Air Force photograph by 1st Lt. Jake Bailey TSgt. Sam Bishop, center left, and SSgt. Jeffrey Stephens discuss propeller maintenance with Bangladesh air force maintainers, from the 101st Special Flying Unit, during exercise Cope...
 

 

Air Force names 2-star to lead F-35 Integration Office

With the initial operating capability date of the F-35 Lightning II quickly approaching, the Air Force appointed Maj. Gen. Jeffrey Harrigian as the director of a larger Air Force F-35 Integration Office, Feb. 1. In addition to gaining new leadership, the F-35 Integration Office will also grow from a staff of four to 12 and...
 
 
boeing-ana2

Boeing announces ANA’s commitment to more jetliners

Airline continues fleet modernization with Boeing airplanes Boeing and All Nippon Airways announced Jan. 30 the airline’s intent to purchase three 787-10 Dreamliners to add additional flexibility to the airline’s 787 fleet....
 
 
Air Force photograph by Scott M. Ash

Air Force risks becoming too small to succeed under sequestration
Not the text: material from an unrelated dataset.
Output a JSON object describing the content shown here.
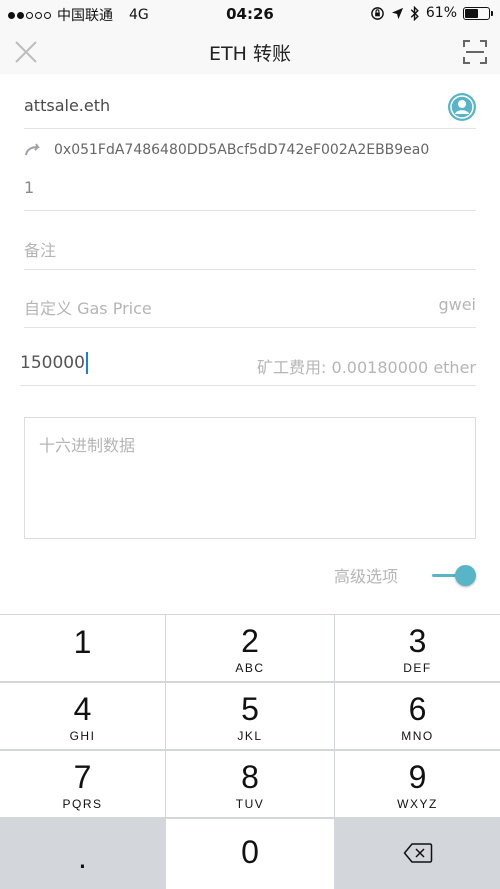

Air Force photograph by Scott M. Ash Air Force Chief of Staff Gen. Mark A. Welsh III testifies before the Senate Armed Services Committee Jan. 28, 2015, in Washington, D.C., as Commandant of the Marine Corps Gen. Joesph F. Dunf...
 




0 Comments


Be the first to comment!


Leave a Reply

Your email address will not be published. Required fields are marked *

You may use these HTML tags and attributes: <a href="" title=""> <abbr title=""> <acronym title=""> <b> <blockquote cite=""> <cite> <code> <del datetime=""> <em> <i> <q cite=""> <strike> <strong>